Cite this dataset

McGowen, Michael et al. (2020). Positive selection and inactivation in vision and hearing genes of cetaceans [Dataset]. Dryad.


The transition to an aquatic lifestyle in cetaceans (whales and dolphins) resulted in a radical transformation in their sensory systems. Toothed whales acquired specialized high-frequency hearing tied to the evolution of echolocation, while baleen whales evolved low-frequency hearing. More generally, all cetaceans show adaptations for hearing and seeing underwater. To determine the extent to which these phenotypic changes have been driven by molecular adaptation, we performed large-scale targeted sequence capture of 179 sensory genes across the Cetacea, incorporating up to 54 cetacean species from all major clades as well as their closest relatives, the hippopotamuses. We screened for positive selection in 167 loci related to vision and hearing, and found that the diversification of cetaceans has been accompanied by pervasive molecular adaptations in both sets of genes, including several loci implicated in non-syndromic hearing loss (NSHL). Despite these findings, however, we found no direct evidence of positive selection at the base of odontocetes coinciding with the origin of echolocation, as found in studies examining fewer taxa. By using contingency tables incorporating taxon- and gene-based controls, we show that, while numbers of positively selected hearing and NSHL genes are disproportionately high in cetaceans, counts of vision genes do not differ significantly from expected values. Alongside these adaptive changes, we find increased evidence of pseudogenization of genes involved in cone-mediated vision in mysticetes and deep diving odontocetes. 
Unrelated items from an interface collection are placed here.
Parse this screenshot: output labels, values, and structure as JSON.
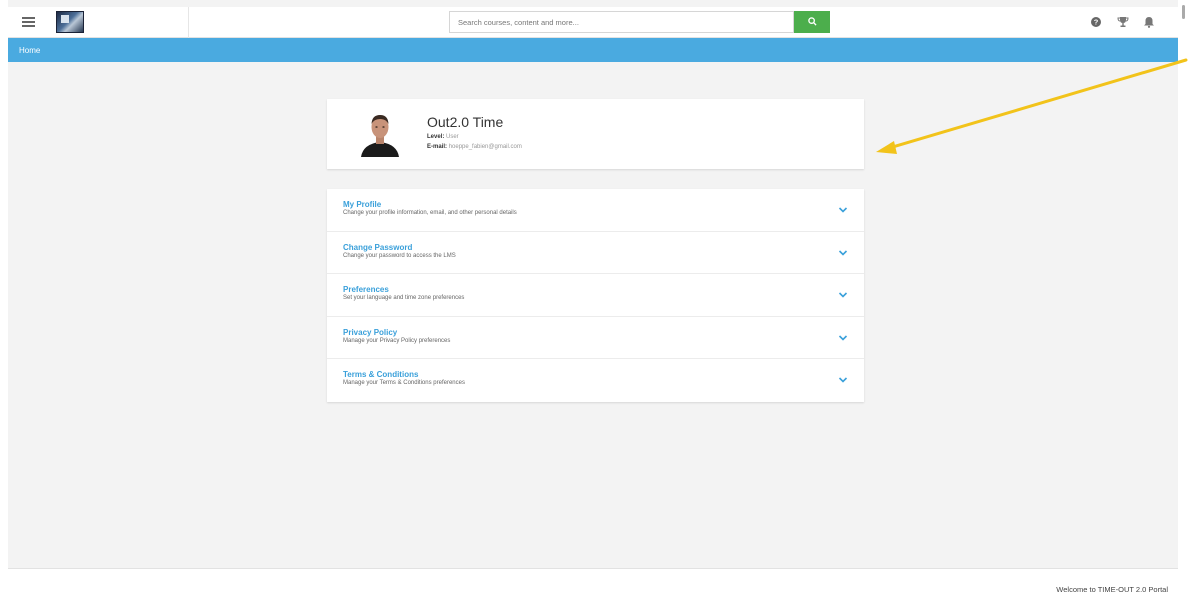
{
  "header": {
    "search_placeholder": "Search courses, content and more...",
    "icons": [
      "menu-icon",
      "help-icon",
      "trophy-icon",
      "bell-icon"
    ]
  },
  "breadcrumb": {
    "home": "Home"
  },
  "profile": {
    "name": "Out2.0 Time",
    "level_label": "Level:",
    "level_value": "User",
    "email_label": "E-mail:",
    "email_value": "hoeppe_fabien@gmail.com"
  },
  "sections": [
    {
      "title": "My Profile",
      "subtitle": "Change your profile information, email, and other personal details"
    },
    {
      "title": "Change Password",
      "subtitle": "Change your password to access the LMS"
    },
    {
      "title": "Preferences",
      "subtitle": "Set your language and time zone preferences"
    },
    {
      "title": "Privacy Policy",
      "subtitle": "Manage your Privacy Policy preferences"
    },
    {
      "title": "Terms & Conditions",
      "subtitle": "Manage your Terms & Conditions preferences"
    }
  ],
  "footer": {
    "text": "Welcome to TIME-OUT 2.0 Portal"
  },
  "colors": {
    "accent_blue": "#4aaae0",
    "link_blue": "#3aa0da",
    "search_green": "#4cae4c",
    "arrow_yellow": "#f2c31a"
  }
}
Royal Society Newton International Fellowship

European Research Council Starting Grant, Award: 310482 [EVOGENO]